One of the prevailing paradigms in higher ed these days is student success. Cynics decry it as a framework devoid of meaning. After all, haven’t all of us in higher ed existed to ensure student success at all times? As in: how is this “new” or advancing the field? But more narrowly constructed, many universities, colleges, and community colleges frame their missions and strategic plans around it.
Student success can mean many things. It can entail access – ensuring that education remains available to all to the degree possible. It can include breaking down scheduling and financial barriers so students are able to complete their programs and graduate to a rewarding career. And it can mean that institutions provide services for its increasingly diverse students, such as food insecure students, first generation students, etc.
But what does your higher ed institution do for career success for its staff? Anything?(more…)
When over 70% of the jobs are, well, alt-ac, then it's actually tenure-track or permanent faculty positions that have become the "alternative" career path. If you have to label us working outside of tenure-track faculty, some argue for using career diversity instead.
Details for Johns Hopkins' announcement of $1.5 million investment in PhD Professional Development.
Would you consider a downgrade in pay to switch careers?
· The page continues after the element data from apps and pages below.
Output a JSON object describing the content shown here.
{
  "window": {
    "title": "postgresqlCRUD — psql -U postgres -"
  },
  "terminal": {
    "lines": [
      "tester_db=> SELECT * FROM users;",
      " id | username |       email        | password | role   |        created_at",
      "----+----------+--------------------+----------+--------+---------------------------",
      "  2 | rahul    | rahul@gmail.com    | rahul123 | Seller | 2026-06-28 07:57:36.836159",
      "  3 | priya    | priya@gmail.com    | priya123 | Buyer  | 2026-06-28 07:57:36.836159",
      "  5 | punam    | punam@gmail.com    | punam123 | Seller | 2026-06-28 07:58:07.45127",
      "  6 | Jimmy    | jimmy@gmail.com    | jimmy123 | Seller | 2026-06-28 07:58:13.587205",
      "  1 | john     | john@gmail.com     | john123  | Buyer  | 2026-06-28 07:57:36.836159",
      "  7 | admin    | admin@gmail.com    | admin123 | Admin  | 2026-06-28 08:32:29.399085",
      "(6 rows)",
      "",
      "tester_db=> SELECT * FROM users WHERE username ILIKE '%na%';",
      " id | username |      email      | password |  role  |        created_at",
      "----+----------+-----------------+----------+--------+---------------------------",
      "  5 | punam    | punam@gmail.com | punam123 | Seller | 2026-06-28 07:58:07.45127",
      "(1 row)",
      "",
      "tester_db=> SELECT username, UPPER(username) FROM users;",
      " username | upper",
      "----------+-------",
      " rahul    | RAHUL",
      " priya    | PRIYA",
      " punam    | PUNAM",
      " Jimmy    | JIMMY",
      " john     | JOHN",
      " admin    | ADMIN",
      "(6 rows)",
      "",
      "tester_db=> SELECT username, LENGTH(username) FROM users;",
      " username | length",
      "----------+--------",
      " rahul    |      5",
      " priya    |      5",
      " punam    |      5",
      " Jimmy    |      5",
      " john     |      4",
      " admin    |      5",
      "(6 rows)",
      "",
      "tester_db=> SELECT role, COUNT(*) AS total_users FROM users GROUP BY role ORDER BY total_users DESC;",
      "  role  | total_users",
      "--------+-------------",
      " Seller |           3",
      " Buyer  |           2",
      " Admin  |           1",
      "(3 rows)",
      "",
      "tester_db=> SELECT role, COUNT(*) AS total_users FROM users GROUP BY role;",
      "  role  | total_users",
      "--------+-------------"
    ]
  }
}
Is it ever worth it?
It's so hard to answer the "What do you do" question when you're an alt-ac. Let's work through some of the issues.